  • My Direct Report which is reserved for you to customize functionality for the resources directly below the Resource Manager in the RBS The heavy lifting in the security model is at the intersection points between Group and Category. The intersection is where you set the what allowed Project and Resource actions (Group) can be taken on the data returned by the Category. If you’ve seen a “troubled” security model, it’s usually because this nuance was lost on whoever was maintaining the model.



Felix is a Project Server administrator who accidentally changed some category permissions in production on the Resource Manager – My Projects intersection. “No problem”, thinks Felix, “I’ll just reapply the Resource Manager security template and all will be good.”

    Felix then does the following actions.

He goes to PWA Settings under the Gear.


He clicks on Manage Groups under the Security section.


He clicks on the Resource Managers group to edit.


He scrolls down to Categories to access the Category permissions for the group for My Projects.

He selects My Projects in the Category list to show the permissions. At the bottom of the category permissions section, he selects the Resource Manager template and clicks Apply.


All good right? Not exactly.

The Issue

Remember, Resource Manager Group has four category relationships.


However, if you go into Manage Security Templates, there’s only one entry for Resource Manager.


So, which relationship does this security template represent? Was it the right one for Felix to apply? You don’t know without further research.

Suggested Fix For This Situation

If you choose to use Security Templates, I highly recommend doing the following prep work. This recommendation is based on the real world experience of managing two Fortune 250 company implementations and having cleaned up numerous security models for other companies. An hour or two of prep now will prevent tears later on.

Create a new template for group permissions and one for each intersection for the category permissions using this procedure. http://technet.microsoft.com/en-us/library/cc197679.aspx If you’ve heavily customized your security model, you will need to create a diagram similar to the one I have above first.

The resulting template list for Resource Manager will be as follows.

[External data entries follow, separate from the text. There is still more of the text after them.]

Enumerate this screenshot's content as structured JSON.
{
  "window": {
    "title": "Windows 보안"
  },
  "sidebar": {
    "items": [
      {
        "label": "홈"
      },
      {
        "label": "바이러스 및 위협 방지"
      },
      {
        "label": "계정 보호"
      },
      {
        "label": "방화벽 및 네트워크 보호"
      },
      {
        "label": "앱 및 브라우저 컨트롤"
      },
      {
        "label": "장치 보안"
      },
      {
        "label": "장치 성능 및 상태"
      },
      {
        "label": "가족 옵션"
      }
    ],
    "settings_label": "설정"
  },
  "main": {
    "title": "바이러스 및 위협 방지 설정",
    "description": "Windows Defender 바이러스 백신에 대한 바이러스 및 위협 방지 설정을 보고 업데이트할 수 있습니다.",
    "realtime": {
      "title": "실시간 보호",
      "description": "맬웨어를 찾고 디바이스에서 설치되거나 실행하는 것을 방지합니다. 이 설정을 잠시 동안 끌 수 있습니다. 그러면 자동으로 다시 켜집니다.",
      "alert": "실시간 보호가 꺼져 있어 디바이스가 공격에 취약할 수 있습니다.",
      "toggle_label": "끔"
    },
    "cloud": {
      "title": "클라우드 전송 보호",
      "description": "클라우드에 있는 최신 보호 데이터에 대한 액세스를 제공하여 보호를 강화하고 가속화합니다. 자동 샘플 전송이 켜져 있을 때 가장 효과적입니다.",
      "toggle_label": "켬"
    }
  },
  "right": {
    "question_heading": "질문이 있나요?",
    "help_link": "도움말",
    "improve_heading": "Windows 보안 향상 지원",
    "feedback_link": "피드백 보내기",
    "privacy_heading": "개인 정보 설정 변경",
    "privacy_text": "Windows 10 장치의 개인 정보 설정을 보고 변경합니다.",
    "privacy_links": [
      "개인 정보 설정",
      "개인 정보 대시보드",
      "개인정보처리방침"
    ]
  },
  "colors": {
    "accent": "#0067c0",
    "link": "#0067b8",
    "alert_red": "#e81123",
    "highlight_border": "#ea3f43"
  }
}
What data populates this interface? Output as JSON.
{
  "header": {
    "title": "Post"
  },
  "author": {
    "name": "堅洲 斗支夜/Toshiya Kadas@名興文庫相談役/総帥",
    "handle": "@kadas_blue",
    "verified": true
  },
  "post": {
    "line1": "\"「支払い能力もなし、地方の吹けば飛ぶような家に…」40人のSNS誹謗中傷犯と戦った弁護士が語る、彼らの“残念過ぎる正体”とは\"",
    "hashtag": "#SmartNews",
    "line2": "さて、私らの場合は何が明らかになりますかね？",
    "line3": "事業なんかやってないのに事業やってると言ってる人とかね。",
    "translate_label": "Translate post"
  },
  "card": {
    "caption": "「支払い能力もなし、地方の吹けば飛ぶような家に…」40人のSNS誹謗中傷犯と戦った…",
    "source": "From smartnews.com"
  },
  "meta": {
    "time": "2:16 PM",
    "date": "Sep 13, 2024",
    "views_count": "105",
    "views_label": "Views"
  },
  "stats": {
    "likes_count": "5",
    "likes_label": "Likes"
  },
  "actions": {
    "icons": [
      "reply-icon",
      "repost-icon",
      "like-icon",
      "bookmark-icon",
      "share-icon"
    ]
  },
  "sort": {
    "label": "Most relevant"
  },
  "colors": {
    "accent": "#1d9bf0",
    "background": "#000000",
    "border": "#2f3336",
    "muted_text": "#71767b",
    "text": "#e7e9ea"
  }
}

  • Resource Manager – Group Permissions Only
  • Resource Manager – My Organization
  • Resource Manager – My Projects
  • Resource Manager – My Resources
  • Resource Manager – My Direct Reports
    Now, when Felix applies a security template, he knows exactly which one he is applying to the security relationship.


You can find the default Project Server 2013 group and category permissions at these links for constructing your templates.